A lightweight but likable first novel about a boy-girl friendship that survives an unusual amount of sixth-grade silliness about ""love."" Mutual interests have made summer friends of Jason and Beverly, but the return to school brings merciless teasing and a takeover attempt from Dina, who blackmails Jason into pretending to be her willing slave. Bereft, Beverly and friend Doris concoct a potion (emulators will find the ingredients harmless) to slip in Jason's milk; a pompous student teacher, deftly characterized, consumes the milk and seems to fall for Beverly, causing some consternation; but all hinges on a series of funny misunderstandings. The kids discover an embarrassing endearment used by Dina's father and are able to block Dina's threat. Hollands, who has taught elementary grades, has nicely caught this in-between age with its concerns and proscriptions--the ability to believe in science one minute and the efficacy of self-invented potions the next; the daring experiments with heavy makeup and the language of passion, followed quickly by sensible preadolescent friendship. Pleasant entertainment.

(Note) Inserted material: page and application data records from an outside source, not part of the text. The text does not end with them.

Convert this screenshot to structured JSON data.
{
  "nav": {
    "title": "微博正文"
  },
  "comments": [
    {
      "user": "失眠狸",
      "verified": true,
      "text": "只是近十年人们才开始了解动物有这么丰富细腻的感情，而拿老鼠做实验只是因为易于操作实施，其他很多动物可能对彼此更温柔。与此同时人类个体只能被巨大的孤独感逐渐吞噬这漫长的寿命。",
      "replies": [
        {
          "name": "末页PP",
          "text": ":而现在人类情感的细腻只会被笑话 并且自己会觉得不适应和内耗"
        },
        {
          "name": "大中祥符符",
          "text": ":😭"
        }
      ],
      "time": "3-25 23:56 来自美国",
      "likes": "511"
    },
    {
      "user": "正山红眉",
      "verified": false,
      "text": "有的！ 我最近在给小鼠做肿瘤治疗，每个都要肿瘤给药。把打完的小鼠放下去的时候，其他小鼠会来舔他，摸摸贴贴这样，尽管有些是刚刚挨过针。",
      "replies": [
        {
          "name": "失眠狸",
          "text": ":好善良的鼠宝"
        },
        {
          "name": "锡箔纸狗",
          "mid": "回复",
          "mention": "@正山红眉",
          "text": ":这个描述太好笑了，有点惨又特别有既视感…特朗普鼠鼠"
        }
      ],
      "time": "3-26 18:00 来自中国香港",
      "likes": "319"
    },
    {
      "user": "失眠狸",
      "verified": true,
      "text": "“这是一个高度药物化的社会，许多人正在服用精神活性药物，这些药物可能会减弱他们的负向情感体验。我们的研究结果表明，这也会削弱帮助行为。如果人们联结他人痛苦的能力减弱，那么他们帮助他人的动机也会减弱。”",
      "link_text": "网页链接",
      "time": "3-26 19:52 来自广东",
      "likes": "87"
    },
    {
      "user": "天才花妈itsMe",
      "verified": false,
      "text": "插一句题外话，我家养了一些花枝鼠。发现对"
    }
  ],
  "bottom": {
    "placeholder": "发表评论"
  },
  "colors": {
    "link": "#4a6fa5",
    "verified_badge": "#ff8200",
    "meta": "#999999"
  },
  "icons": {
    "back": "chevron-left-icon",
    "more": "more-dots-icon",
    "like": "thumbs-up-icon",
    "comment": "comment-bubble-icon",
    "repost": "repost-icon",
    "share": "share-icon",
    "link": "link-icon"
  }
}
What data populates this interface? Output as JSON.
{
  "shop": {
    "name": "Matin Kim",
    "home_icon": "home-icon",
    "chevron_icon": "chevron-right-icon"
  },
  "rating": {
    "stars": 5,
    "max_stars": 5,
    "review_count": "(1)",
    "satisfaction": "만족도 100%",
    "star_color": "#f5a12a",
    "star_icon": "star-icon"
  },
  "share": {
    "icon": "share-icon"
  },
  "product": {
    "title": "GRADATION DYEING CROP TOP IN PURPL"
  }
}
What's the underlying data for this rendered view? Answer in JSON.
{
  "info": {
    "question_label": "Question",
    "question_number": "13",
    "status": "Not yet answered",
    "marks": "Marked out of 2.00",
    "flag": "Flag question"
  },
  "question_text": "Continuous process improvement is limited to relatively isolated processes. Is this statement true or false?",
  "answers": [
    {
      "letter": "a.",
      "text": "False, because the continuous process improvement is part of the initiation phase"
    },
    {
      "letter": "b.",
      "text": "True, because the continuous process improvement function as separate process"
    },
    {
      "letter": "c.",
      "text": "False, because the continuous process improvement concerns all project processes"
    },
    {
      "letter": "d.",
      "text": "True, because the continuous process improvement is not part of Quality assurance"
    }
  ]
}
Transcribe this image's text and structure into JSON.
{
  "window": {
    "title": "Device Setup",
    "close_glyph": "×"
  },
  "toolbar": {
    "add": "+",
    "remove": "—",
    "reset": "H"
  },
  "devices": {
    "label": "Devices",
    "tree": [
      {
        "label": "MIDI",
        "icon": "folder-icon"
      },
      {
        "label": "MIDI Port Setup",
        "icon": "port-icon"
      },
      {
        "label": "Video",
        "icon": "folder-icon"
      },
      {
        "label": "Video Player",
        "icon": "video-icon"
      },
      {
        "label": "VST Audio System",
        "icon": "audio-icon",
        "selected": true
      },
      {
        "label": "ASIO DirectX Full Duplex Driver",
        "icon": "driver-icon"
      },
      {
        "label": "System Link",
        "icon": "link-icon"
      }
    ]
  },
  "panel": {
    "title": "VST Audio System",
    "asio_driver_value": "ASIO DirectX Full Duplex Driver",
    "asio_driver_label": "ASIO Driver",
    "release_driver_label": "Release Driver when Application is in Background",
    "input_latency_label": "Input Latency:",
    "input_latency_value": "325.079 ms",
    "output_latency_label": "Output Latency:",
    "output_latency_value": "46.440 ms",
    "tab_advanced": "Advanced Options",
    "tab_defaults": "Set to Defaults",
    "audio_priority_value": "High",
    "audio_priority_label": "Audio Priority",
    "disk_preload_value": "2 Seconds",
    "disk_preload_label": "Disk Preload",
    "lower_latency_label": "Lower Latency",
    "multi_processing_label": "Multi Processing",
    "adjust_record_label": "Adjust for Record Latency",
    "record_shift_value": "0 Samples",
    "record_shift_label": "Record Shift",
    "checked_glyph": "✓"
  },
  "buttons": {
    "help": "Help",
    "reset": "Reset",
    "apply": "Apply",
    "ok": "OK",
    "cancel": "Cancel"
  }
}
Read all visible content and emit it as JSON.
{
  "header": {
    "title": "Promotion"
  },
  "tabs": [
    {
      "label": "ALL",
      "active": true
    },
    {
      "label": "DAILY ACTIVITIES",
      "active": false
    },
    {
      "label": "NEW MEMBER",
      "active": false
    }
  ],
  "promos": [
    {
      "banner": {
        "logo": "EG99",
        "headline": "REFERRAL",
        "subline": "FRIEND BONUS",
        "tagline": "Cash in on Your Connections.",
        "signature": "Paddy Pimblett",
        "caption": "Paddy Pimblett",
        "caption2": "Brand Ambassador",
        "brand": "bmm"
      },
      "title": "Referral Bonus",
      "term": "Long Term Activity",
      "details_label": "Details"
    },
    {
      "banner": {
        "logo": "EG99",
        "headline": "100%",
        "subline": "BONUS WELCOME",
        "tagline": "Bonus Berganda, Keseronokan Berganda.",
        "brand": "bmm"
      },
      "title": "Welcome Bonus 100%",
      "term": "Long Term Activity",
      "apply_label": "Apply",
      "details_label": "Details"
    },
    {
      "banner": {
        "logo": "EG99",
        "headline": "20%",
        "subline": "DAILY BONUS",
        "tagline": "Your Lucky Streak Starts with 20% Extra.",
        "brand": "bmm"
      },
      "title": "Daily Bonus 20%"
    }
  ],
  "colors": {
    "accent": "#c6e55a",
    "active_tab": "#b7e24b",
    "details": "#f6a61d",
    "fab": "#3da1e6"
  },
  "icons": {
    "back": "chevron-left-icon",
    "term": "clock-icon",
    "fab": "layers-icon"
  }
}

Pub Date: Sept. 1st, 1986
Page count: 144pp
Publisher: Atheneum